LGBTQ pioneer Louie Crew Clay dies at 82
Louie Crew Clay, a longtime advocate for the full inclusion of LGBTQ people in the Episcopal Church, died on November 27 at age 82 with his husband by his side, according to Elizabeth Kaeton, a close friend.
Having earned a doctorate in English, he taught at preparatory schools and universities in the United States, England, Hong Kong, and China. Most recently he taught at Rutgers University until his retirement in 2002. In 1974, he married Ernest Clay, though the marriage was not legally recognized until 2013.
In 1974, while teaching in San Francisco, he called Grace Cathedral to ask if they could help him connect with other gay Episcopalians and heard “derisive laughter” in response. Determined to change the church’s attitude, he published the first edition of a newsletter called Integrity, a forum for gay and lesbian Episcopalians to connect, organize, express themselves, and support each other.
“The Christian gospel is for all persons,” he wrote in the first issue. “For too long has our beloved church neglected its historic mission to bring the gospel to gay people. Instead, we have typically been treated as the lowest of God’s creation, too vile even to be mentionable. The hour has come for us gays to recognize that the only gift that our church has to offer us is the all-precious grace of our Lord Jesus Christ.”
The newsletter rapidly grew into a national nonprofit organization dedicated to full inclusion of LGBTQ people in the Episcopal Church, with an official presence at every General Convention since 1977. Though it has experienced organizational turmoil in recent months—the board has faced accusations of mismanagement and lack of transparency—Integrity’s advocacy efforts are credited with securing the most significant victories for LGBTQ Episcopalians, including official support for their access to the sacraments of holy orders and marriage.
Crew also served six terms in the church’s House of Deputies, representing the Diocese of Newark, and one term on Executive Council. He was a pioneer in using the internet to spread information throughout the church and beyond.

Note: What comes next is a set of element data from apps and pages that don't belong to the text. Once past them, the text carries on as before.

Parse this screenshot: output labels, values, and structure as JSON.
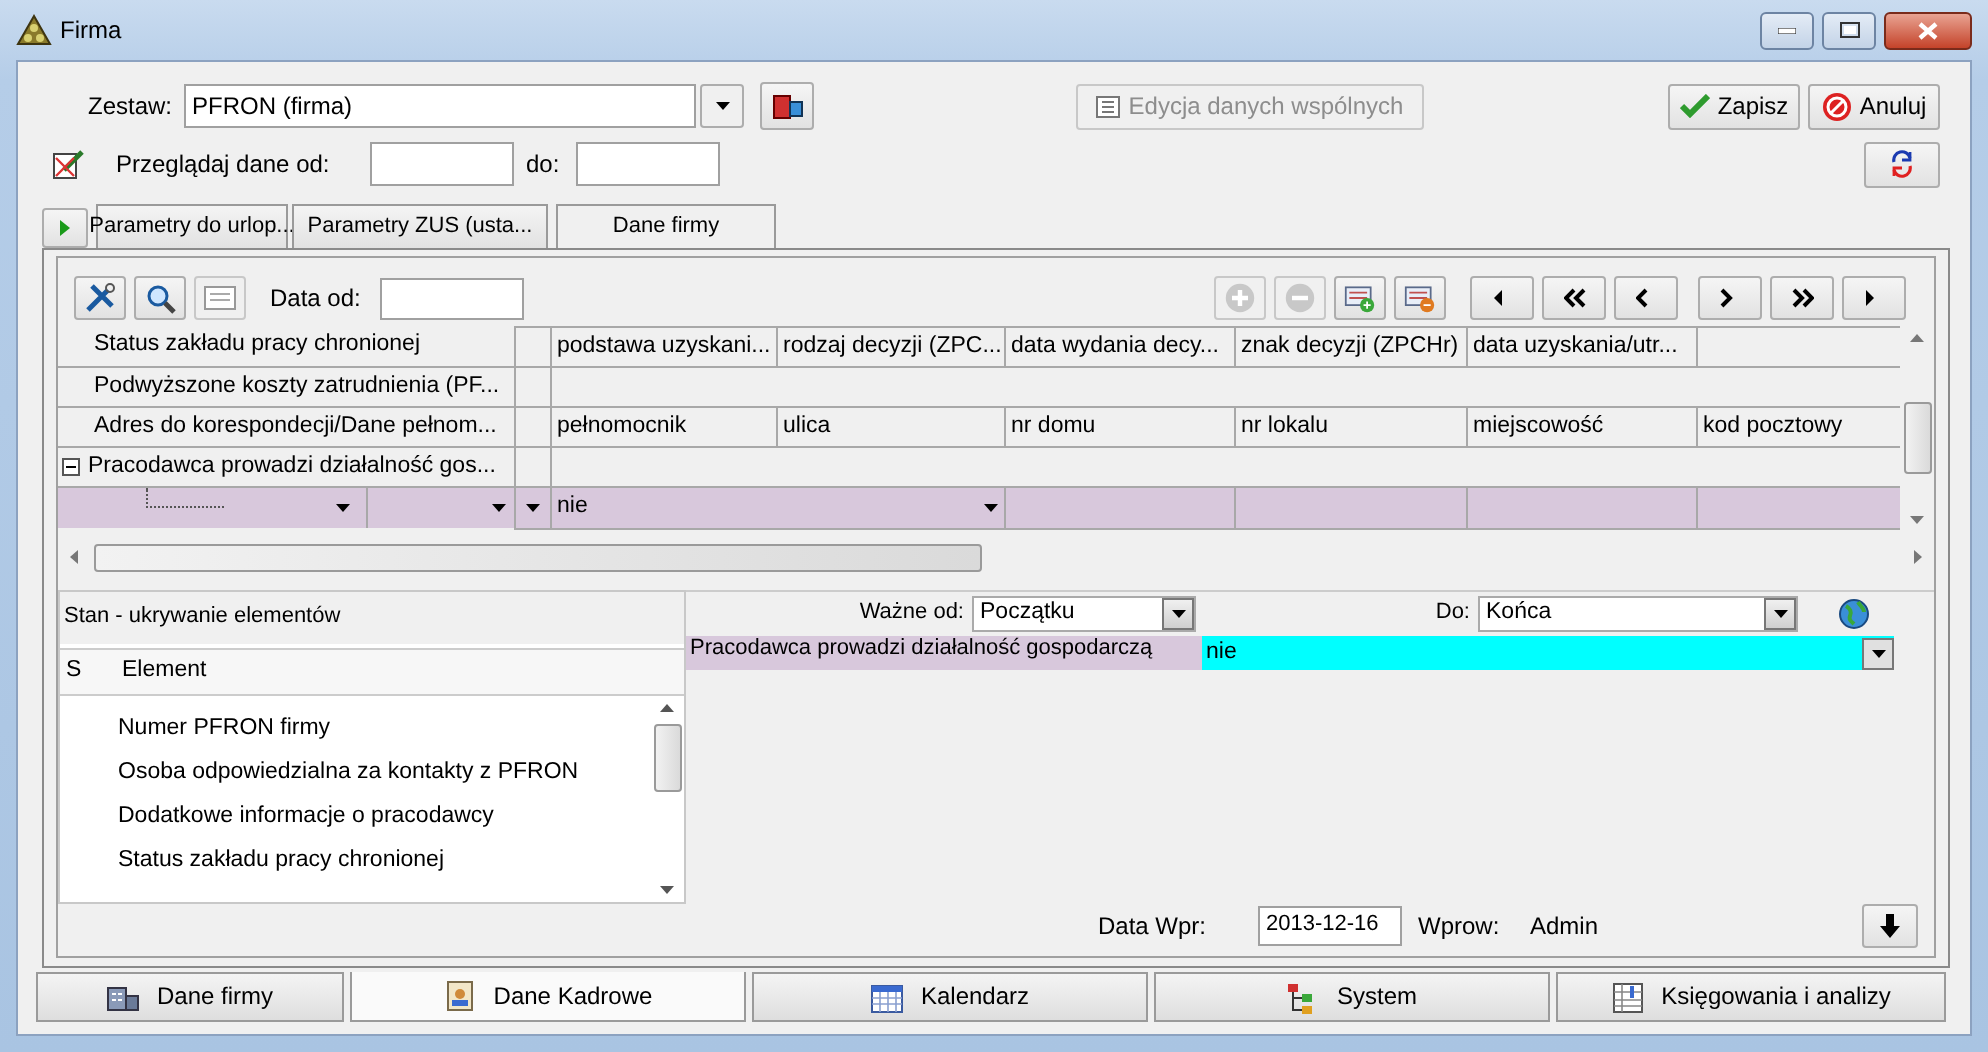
{
  "window": {
    "title": "Firma"
  },
  "zestaw": {
    "label": "Zestaw:",
    "value": "PFRON (firma)"
  },
  "shared_data_button": {
    "label": "Edycja danych wspólnych",
    "disabled": true
  },
  "actions": [
    {
      "label": "Zapisz",
      "kind": "save"
    },
    {
      "label": "Anuluj",
      "kind": "cancel"
    }
  ],
  "browse": {
    "label": "Przeglądaj dane od:",
    "to_label": "do:"
  },
  "top_tabs": [
    {
      "label": "Parametry do urlop...",
      "selected": false
    },
    {
      "label": "Parametry ZUS (usta...",
      "selected": false
    },
    {
      "label": "Dane firmy",
      "selected": true
    }
  ],
  "toolbar": {
    "date_label": "Data od:",
    "add_disabled": true,
    "remove_disabled": true
  },
  "grid": {
    "rows": [
      {
        "kind": "item",
        "label": "Status zakładu pracy chronionej",
        "cells": [
          "podstawa uzyskani...",
          "rodzaj decyzji (ZPC...",
          "data wydania decy...",
          "znak decyzji (ZPCHr)",
          "data uzyskania/utr..."
        ]
      },
      {
        "kind": "item",
        "label": "Podwyższone koszty zatrudnienia (PF..."
      },
      {
        "kind": "item",
        "label": "Adres do korespondecji/Dane pełnom...",
        "cells": [
          "pełnomocnik",
          "ulica",
          "nr domu",
          "nr lokalu",
          "miejscowość",
          "kod pocztowy"
        ]
      },
      {
        "kind": "group",
        "label": "Pracodawca prowadzi działalność gos...",
        "expanded": true
      },
      {
        "kind": "editor",
        "value": "nie",
        "selected": true
      }
    ]
  },
  "visibility_panel": {
    "title": "Stan - ukrywanie elementów",
    "columns": [
      "S",
      "Element"
    ],
    "items": [
      "Numer PFRON firmy",
      "Osoba odpowiedzialna za kontakty z PFRON",
      "Dodatkowe informacje o pracodawcy",
      "Status zakładu pracy chronionej"
    ]
  },
  "detail": {
    "valid_from_label": "Ważne od:",
    "valid_from": "Początku",
    "valid_to_label": "Do:",
    "valid_to": "Końca",
    "field_label": "Pracodawca prowadzi działalność gospodarczą",
    "field_value": "nie"
  },
  "footer": {
    "date_label": "Data Wpr:",
    "date": "2013-12-16",
    "user_label": "Wprow:",
    "user": "Admin"
  },
  "bottom_tabs": [
    {
      "label": "Dane firmy",
      "selected": false
    },
    {
      "label": "Dane Kadrowe",
      "selected": true
    },
    {
      "label": "Kalendarz",
      "selected": false
    },
    {
      "label": "System",
      "selected": false
    },
    {
      "label": "Księgowania i analizy",
      "selected": false
    }
  ]
}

On social media, Crew was remembered as “a holy troublemaker,” “a great light,” “giant of justice,” and a “gift to the church.” —Episcopal News Service